If you work with young people at all, bullying is probably never terribly far from your mind. It is always a Big Deal (especially here in Minnesota). This week it is an even bigger deal. It’s No Name-Calling Week, which began in 2004 inspired by James Howe’s teen novel The Misfits. Since then No Name-Calling Week has grown to a national observance designed to get people (kids & teens in particular) talking about bullying and how to stop it.
I recently read Janet Tashjian’s newest middle grade novel, My Life as a Stuntboy. It’s a bit of a departure for me because I rarely read tween novels and when I do, I usually go for “girl books” over “boy books.” It was a fast, fun read that I expect will have strong appeal to reluctant readers in elementary or middle school. But that’s not what I want to talk about. I want to talk about cyber-bullying.
Two things really interested me about the way cyber-bullying was handled in this book:
- It was between two friends who were fighting. It wasn’t that big mean kid who everyone hates being a jerk to other kids. It was a regular kid who felt hurt by something his friend had done. He retaliated by posting an embarrassing video of his friend on YouTube for everyone to see. According to Stomp Out Bullying, “53% of kids admit having said something mean or hurtful to another person online. More than 1 in 3 have done it more than once.” When we’re talking about bullying, we need to move beyond the idea that it’s everyone else. It’s all of us.
- The victim doesn’t tell his parents about the video because he doesn’t want them to feel bad. Another statistic from Stomp Out Bullying: “58% have not told their parents or an adult about something mean or hurtful that happened to them online.” That’s part of why this week exists. We need to get this stuff out in the open.
In all honesty, this is an example of one of the ways that it can be hard for me to read children’s literature now that I’m a parent. After reading this book, I looked at my little girl, and I saw someone who might keep secrets to spare my feelings. Kidlit does not help my desire to NOT be the mom who obsesses over every little possibility. (Nor does my other main reading material: parenting books.) But it does help me see where she might be coming from in a few years. Of course, I’ve blogged about that before.

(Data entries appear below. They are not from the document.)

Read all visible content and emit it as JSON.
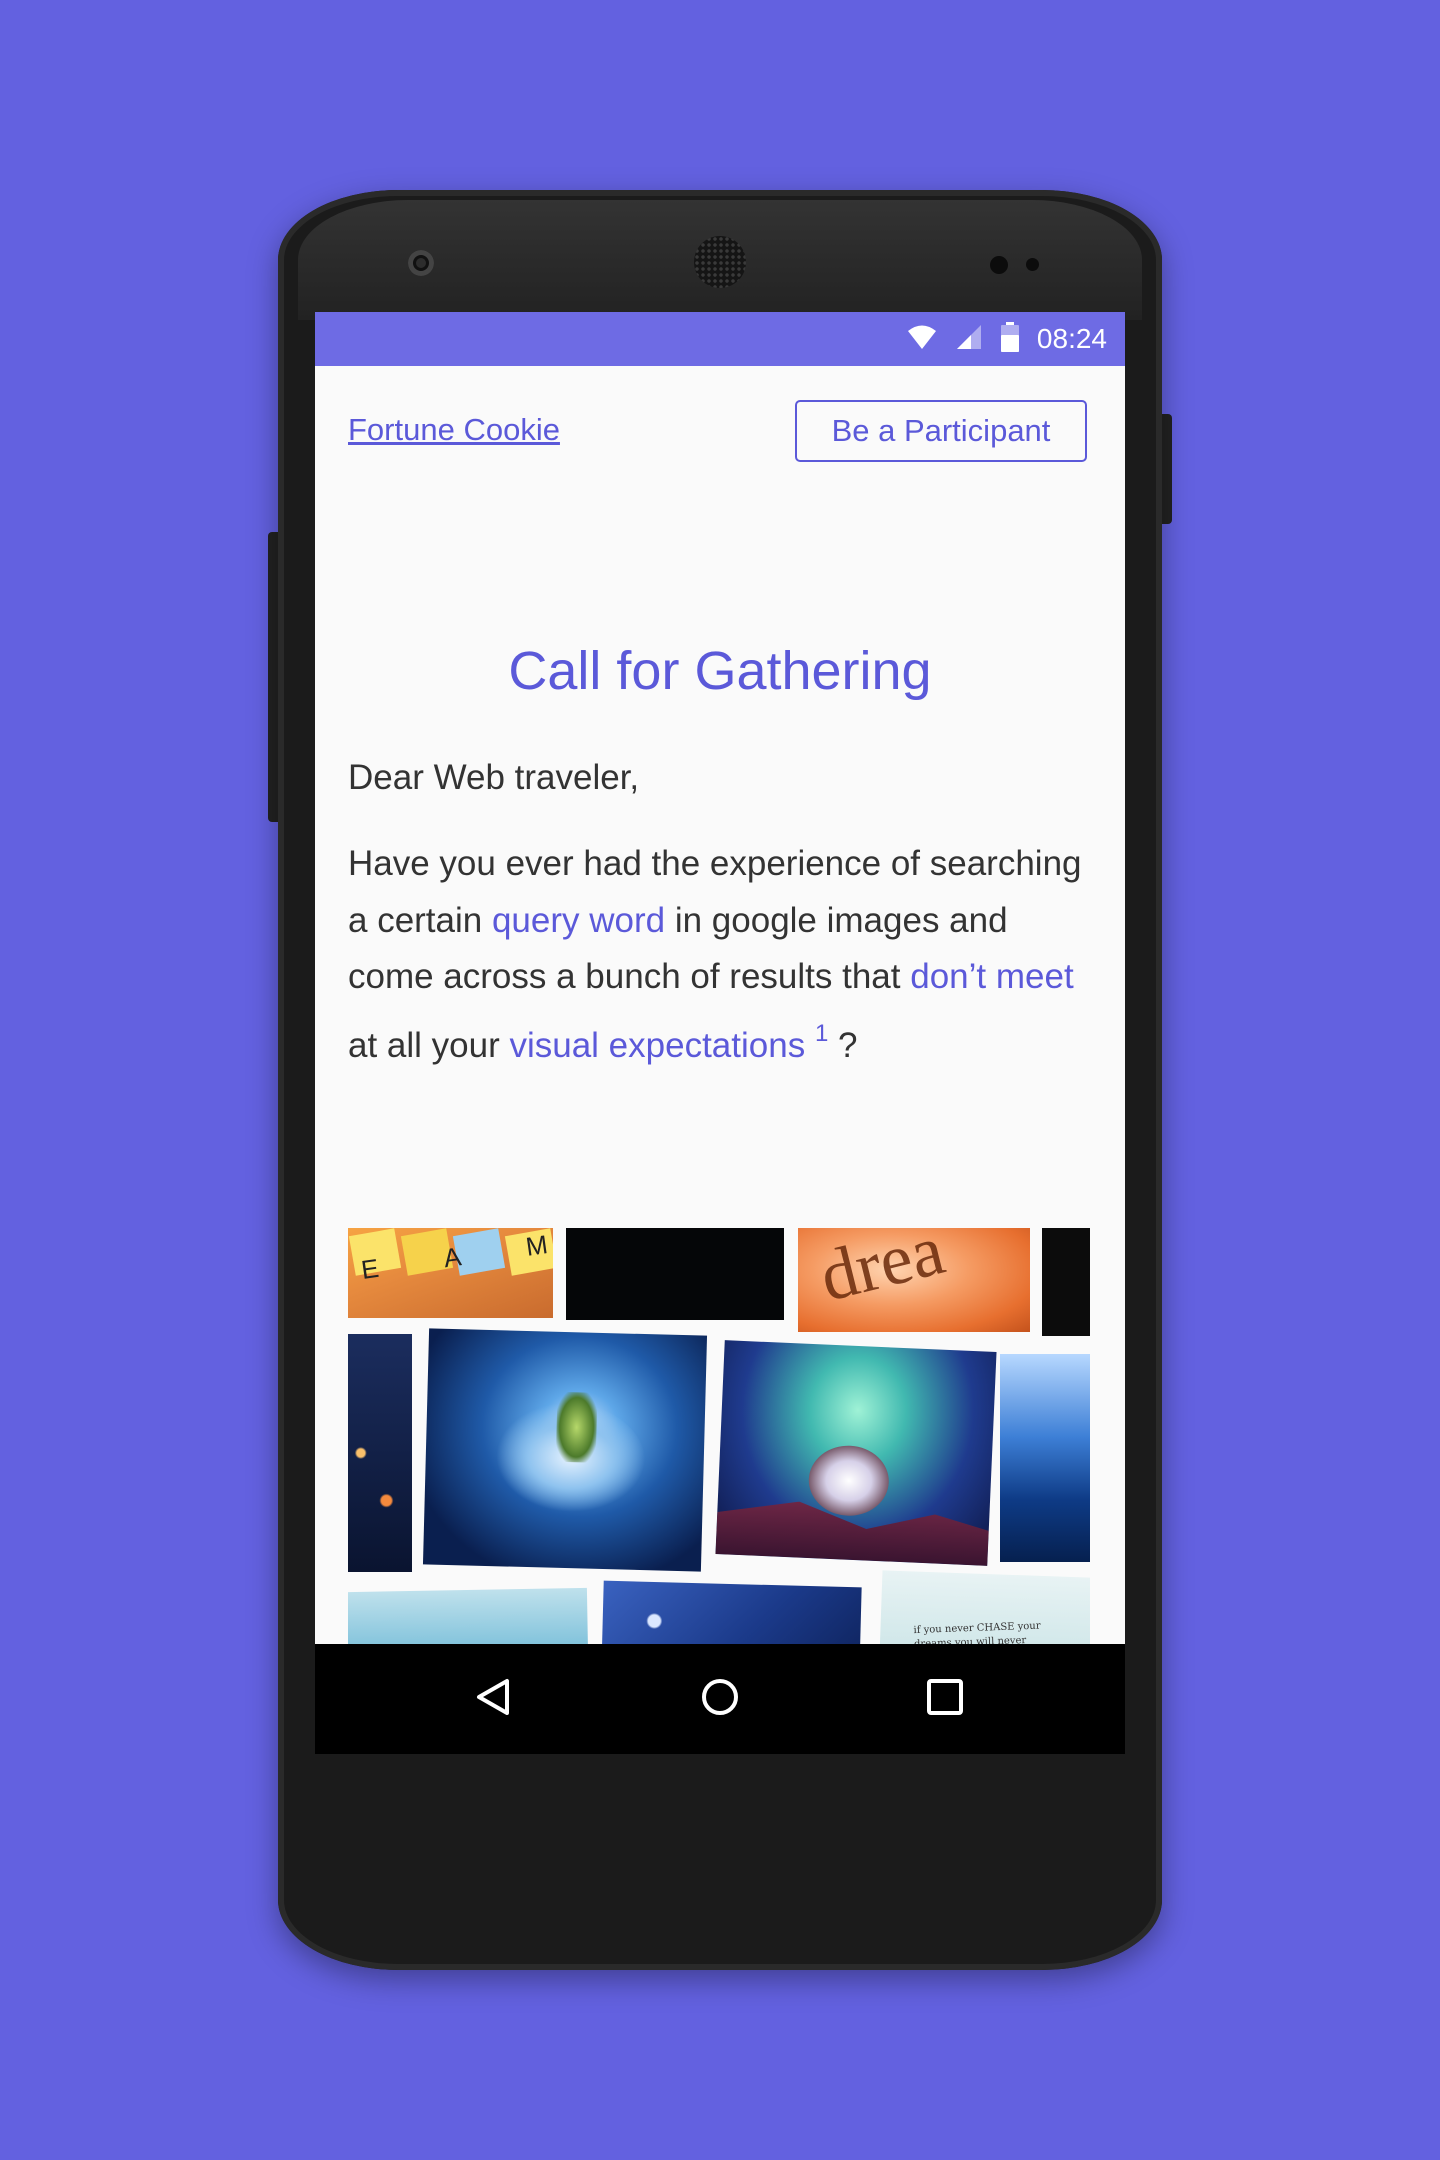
{
  "status_bar": {
    "time": "08:24",
    "icons": [
      "wifi-icon",
      "signal-icon",
      "battery-icon"
    ]
  },
  "header": {
    "brand_link": "Fortune Cookie",
    "cta_button": "Be a Participant"
  },
  "article": {
    "title": "Call for Gathering",
    "greeting": "Dear Web traveler,",
    "paragraph": {
      "part1": "Have you ever had the experience of searching a certain ",
      "link1": "query word",
      "part2": " in google images and come across a bunch of results that ",
      "link2": "don’t meet",
      "part3": " at all your ",
      "link3": "visual expectations",
      "footnote": "1",
      "part4": " ?"
    }
  },
  "collage": {
    "t1_text": "E A M S",
    "t3_text": "drea",
    "t11_text": "if you never CHASE your dreams you will never CATCH them"
  },
  "nav_bar": {
    "icons": [
      "back-icon",
      "home-icon",
      "recents-icon"
    ]
  },
  "colors": {
    "background": "#6361e0",
    "accent": "#5b59d9",
    "status_bar": "#6e6be4",
    "body_text": "#333333"
  }
}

My Life as a Stuntboy had a happy ending. The video was removed, the boys made up, and life went back to normal. The characters in the book lived through the experience, and our kids probably will too. I’m not going to start obsessing on a problem before it’s a problem. I’m going to continue to recommend books like My Life as a Stuntboy to kids and their parents in the hopes that they will talk about the story together. I am a firm believer in the idea that books can change the world if we let them change us.